FAQ

Just in case you were wondering…

Does Brilliance Sell Real Diamonds?

Yes, their diamonds are real, although they also sell other gemstones, including moissanite.

Unlike James Allen, Brilliance do not sell lab grown diamonds. They also sell a pretty wide variety of fancy color diamonds, too.

Is Brilliance a Good Jewelry Brand?

While Brilliance is a legit online jeweler – one that has been in operation for years now – we would not recommend it to anyone looking to invest in a diamond, or diamond jewelry.

There’s very little value in listing so many diamonds graded by such a wide variety of labs side by side, particularly for buyers who have little to no experience in purchasing diamond jewelry.

The site has received mixed reviews from its customers over the years, and generally falls behind some of the more reputable online jewelers.

What Does EGL Mean for Diamonds?

EGL diamonds have been graded by the European Gemological Laboratories (EGL), rather than a lab like the GIA or AGS.

While the GIA is regarded around the world as the most credible lab for grading diamonds, the EGL suffers from a pretty spotty reputation – particularly in America.

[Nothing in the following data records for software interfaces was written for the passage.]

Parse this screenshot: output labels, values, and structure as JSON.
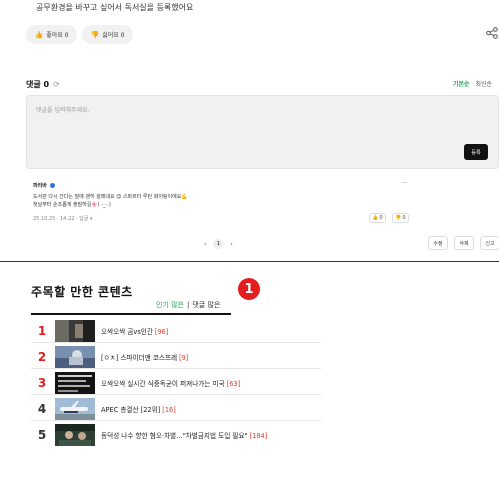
{
  "post": {
    "text": "공무환경을 바꾸고 싶어서 독서실을 등록했어요"
  },
  "votes": {
    "like_label": "좋아요 0",
    "dislike_label": "싫어요 0"
  },
  "comments": {
    "title": "댓글 0",
    "sort_active": "기본순",
    "sort_inactive": "최신순",
    "placeholder": "댓글을 입력해주세요.",
    "submit_label": "등록",
    "items": [
      {
        "author": "파리바",
        "line1": "도서관 다시 간다는 말에 괜히 설레네요 😊 스파르타 루틴 화이팅이에요💪",
        "line2": "첫날부터 순조롭게 출발하길🌸( -_- )",
        "meta": "25.10.25 · 14:22 · 답글 ▾",
        "like": "0",
        "dislike": "0"
      }
    ],
    "pager_current": "1",
    "edit_label": "수정",
    "delete_label": "삭제",
    "report_label": "신고"
  },
  "featured": {
    "title": "주목할 만한 콘텐츠",
    "marker": "1",
    "tab_active": "인기 많은",
    "tab_sep": "|",
    "tab_inactive": "댓글 많은",
    "items": [
      {
        "rank": "1",
        "title": "오싹오싹 곰vs인간",
        "count": "[96]"
      },
      {
        "rank": "2",
        "title": "[ㅇㅊ] 스파이더맨 코스프레",
        "count": "[9]"
      },
      {
        "rank": "3",
        "title": "오싹오싹 실시간 식중독균이 퍼져나가는 미국",
        "count": "[63]"
      },
      {
        "rank": "4",
        "title": "APEC 총결산 [22위]",
        "count": "[16]"
      },
      {
        "rank": "5",
        "title": "동덕성 나수 향한 혐오·차별…\"차별금지법 도입 필요\"",
        "count": "[184]"
      }
    ]
  },
  "colors": {
    "accent_green": "#2aa05a",
    "rank_red": "#e41e1e",
    "count_red": "#e03a2e"
  }
}
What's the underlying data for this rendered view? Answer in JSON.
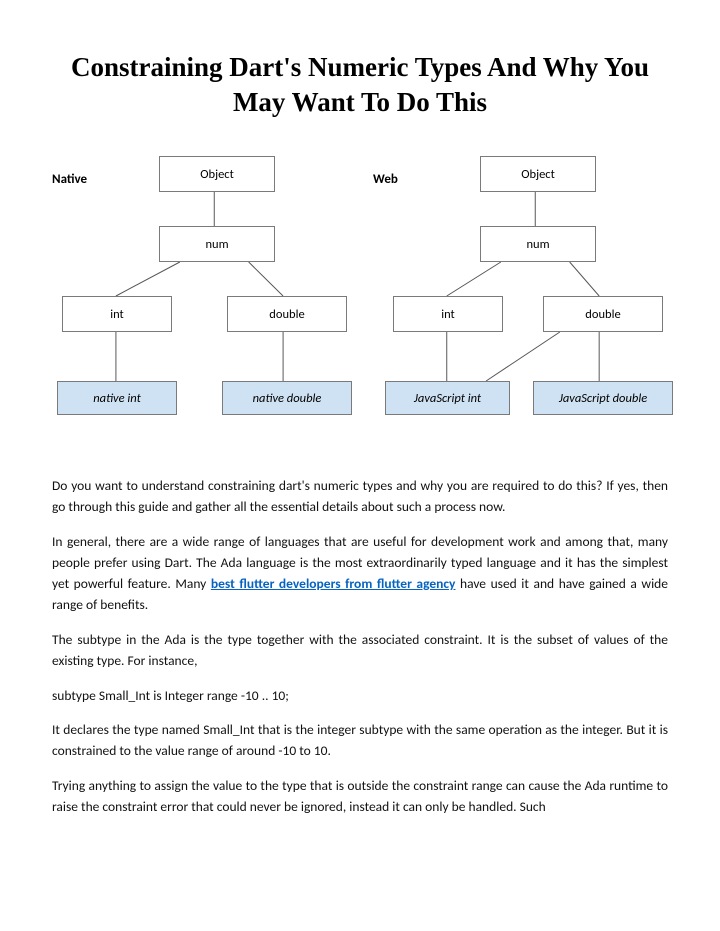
{
  "title": "Constraining Dart's Numeric Types And Why You May Want To Do This",
  "diagram": {
    "native": {
      "label": "Native",
      "object": "Object",
      "num": "num",
      "int": "int",
      "double": "double",
      "leaf_int": "native int",
      "leaf_double": "native double"
    },
    "web": {
      "label": "Web",
      "object": "Object",
      "num": "num",
      "int": "int",
      "double": "double",
      "leaf_int": "JavaScript int",
      "leaf_double": "JavaScript double"
    }
  },
  "paragraphs": {
    "p1": "Do you want to understand constraining dart's numeric types and why you are required to do this? If yes, then go through this guide and gather all the essential details about such a process now.",
    "p2a": "In general, there are a wide range of languages that are useful for development work and among that, many people prefer using Dart. The Ada language is the most extraordinarily typed language and it has the simplest yet powerful feature. Many ",
    "p2_link": "best flutter developers from flutter agency",
    "p2b": " have used it and have gained a wide range of benefits.",
    "p3": "The subtype in the Ada is the type together with the associated constraint. It is the subset of values of the existing type. For instance,",
    "p4": "subtype Small_Int is Integer range -10 .. 10;",
    "p5": "It declares the type named Small_Int that is the integer subtype with the same operation as the integer. But it is constrained to the value range of around -10 to 10.",
    "p6": "Trying anything to assign the value to the type that is outside the constraint range can cause the Ada runtime to raise the constraint error that could never be ignored, instead it can only be handled. Such"
  }
}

They’re known for awarding diamonds better grades than some of the more credible labs, meaning that sellers can charge a higher price for an inferior product.

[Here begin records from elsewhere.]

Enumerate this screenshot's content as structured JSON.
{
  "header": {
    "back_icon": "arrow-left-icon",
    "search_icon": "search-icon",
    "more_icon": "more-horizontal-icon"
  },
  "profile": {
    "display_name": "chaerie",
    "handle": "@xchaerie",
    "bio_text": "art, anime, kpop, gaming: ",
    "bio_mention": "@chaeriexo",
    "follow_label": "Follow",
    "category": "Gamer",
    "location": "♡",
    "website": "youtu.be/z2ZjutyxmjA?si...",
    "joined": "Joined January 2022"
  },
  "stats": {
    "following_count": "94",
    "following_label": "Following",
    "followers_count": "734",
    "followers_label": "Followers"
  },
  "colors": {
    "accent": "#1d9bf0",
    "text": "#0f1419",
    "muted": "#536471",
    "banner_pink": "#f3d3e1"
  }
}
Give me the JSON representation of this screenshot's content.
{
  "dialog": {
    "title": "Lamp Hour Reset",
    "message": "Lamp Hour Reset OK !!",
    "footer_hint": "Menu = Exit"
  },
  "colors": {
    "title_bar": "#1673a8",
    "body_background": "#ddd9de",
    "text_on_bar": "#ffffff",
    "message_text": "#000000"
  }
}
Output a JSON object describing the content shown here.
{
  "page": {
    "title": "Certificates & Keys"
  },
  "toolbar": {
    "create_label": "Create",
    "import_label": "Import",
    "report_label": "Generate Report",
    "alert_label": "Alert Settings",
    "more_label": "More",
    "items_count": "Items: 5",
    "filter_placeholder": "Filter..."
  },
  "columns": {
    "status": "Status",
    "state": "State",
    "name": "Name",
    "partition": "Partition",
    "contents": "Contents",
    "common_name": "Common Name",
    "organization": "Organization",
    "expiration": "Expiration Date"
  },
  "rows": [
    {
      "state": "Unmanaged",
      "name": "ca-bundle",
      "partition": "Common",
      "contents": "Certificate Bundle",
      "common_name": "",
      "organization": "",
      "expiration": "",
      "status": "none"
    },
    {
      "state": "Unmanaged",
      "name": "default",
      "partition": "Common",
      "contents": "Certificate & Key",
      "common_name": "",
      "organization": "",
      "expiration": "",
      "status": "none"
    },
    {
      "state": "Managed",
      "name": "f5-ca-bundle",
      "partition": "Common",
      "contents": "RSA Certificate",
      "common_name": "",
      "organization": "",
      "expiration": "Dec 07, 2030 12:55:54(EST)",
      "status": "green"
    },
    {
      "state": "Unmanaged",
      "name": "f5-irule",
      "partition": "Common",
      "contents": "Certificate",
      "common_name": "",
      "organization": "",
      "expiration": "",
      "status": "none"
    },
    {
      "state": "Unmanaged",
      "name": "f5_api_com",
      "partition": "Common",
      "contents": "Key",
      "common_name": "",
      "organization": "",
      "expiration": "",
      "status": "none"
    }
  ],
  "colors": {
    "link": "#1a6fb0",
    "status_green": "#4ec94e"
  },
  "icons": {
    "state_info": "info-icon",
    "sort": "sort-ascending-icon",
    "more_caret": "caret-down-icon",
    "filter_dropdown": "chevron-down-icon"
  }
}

Sure, EGL diamonds are cheaper on Brilliance’s website, but, since they’ve been graded by a lab with such a poor reputation, how can you be sure they’re not worth even less than the price they’ve been given?

Our Summary

Let’s face it, we’re pretty unlikely to give any ‘online jeweler’ a ringing endorsement, but there’s definitely a major difference between one of the more prominent sites, and Brilliance.

Their approach to diamond certification is incredibly scattered, and the photographs of the diamonds they do offer on their site vary so much in terms of quality that the notion of anyone being able to find a beautiful diamond without actually seeing it in person first is made even harder than it is at one of Brilliance’s competitors.

The main selling point for sites like this one is that it expedites and simplifies the process, but there’s nothing simple about searching through diamonds graded by five different gemological laboratories. Sure, you can filter your results to include just the GIA diamonds but, with them all mixed in together initially, we wonder if some shoppers haven’t assumed that there’s really not much difference between one lab and the next.

We’re not sure what value listing such a wide array of differently graded diamonds side by side holds for shoppers, particularly when the EGL is considered to benefit the vendor far more than the customer. Save yourself the time and aggravation of browsing pages and pages of inconsistently graded and catalogued diamonds, and book up a consultation with a local jeweler instead.